The chairman of Hanergy Thin Film Power Group Ltd., the solar developer at the center of a $19 billion stock market rout, dismissed reports of a regulatory probe into the company as “purely rumor.”
“It’s not possible,” Chairman Li Hejun said in a television interview conducted by the state-run Xinhua News agency and posted on website Youku.com. “I should know and I didn’t know.”
The Hanergy group is under the spotlight after shares in Hong Kong-listed unit Hanergy Thin Film crashed on May 20, tumbling almost 50 percent in little under half an hour. The company’s value had soared in recent months to about six times the level of the biggest U.S. solar manufacturer, First Solar Inc. of Tempe, Arizona.
Li has drawn criticism for forgoing Hanergy’s annual general meeting in Hong Kong on the day of the crash in favor of delivering a speech at the opening of a solar exhibition center in Beijing.
Even before Hanergy Thin Film’s shares plunged, the solar manufacturer’s business model was under scrutiny. Hanergy makes thin-film solar panels using equipment from Hanergy Thin Film. In January, the Financial Times newspaper questioned why the bulk of Hanergy Thin Film’s sales were to the Beijing-based parent, Hanergy Holding Group Ltd.
Hanergy’s production levels, borrowings and relationships with lenders have also been questioned.
“Hanergy will never owe banks interest,” Li said in the Xinhua interview.
Hanergy Thin Film is yet to officially address the decline, since the shares were suspended.
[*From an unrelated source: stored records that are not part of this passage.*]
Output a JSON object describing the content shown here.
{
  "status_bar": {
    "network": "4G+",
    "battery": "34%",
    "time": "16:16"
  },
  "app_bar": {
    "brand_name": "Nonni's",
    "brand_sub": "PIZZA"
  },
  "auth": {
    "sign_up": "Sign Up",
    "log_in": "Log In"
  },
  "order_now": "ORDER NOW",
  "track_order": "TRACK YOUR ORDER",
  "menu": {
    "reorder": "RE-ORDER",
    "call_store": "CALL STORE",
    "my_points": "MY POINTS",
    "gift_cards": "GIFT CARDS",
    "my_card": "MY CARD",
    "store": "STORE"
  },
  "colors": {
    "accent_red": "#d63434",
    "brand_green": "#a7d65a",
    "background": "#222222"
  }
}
Immediately after the meltdown, the company said that it was preparing an announcement “containing inside information.” No subsequent statement has been made.
The trigger for the plunge still isn’t known. Hanergy’s parent said on May 21 that all is well and operations are normal. The Hanergy group statement, which was posted on its website, didn’t address Hanergy Thin Film’s fall.
Li’s comments to Xinhua came after Reuters reported on May 20 that Hanergy Thin Film was under investigation for market manipulation by Hong Kong’s Securities and Futures Commission. The regulator earlier declined to comment on the Reuters report.
Under Li’s stewardship, Hanergy Thin Film’s stock had surged more than sixfold in the past year, making it the world’s most valuable solar company worth more than HK$300 billion ($38.7 billion). That was larger than Sony Corp.
Even with Hanergy’s decline, the company is still valued at HK$163 billion, more than four times bigger than First Solar. First Solar and Japan’s Solar Frontier K.K. dominate the market for thin-film solar cells.
In an interview in March, Li called the company’s investments cautious and said the run-up in the stock was validation of the solar-maker’s focus on a new era of mobile energy.
“All of our plants, if reporters can go and see, are putting on extra shifts and are in full production,” Li told Xinhua. “We’re in big production. It’s very, very, very good. Hanergy is in its best shape since it started.”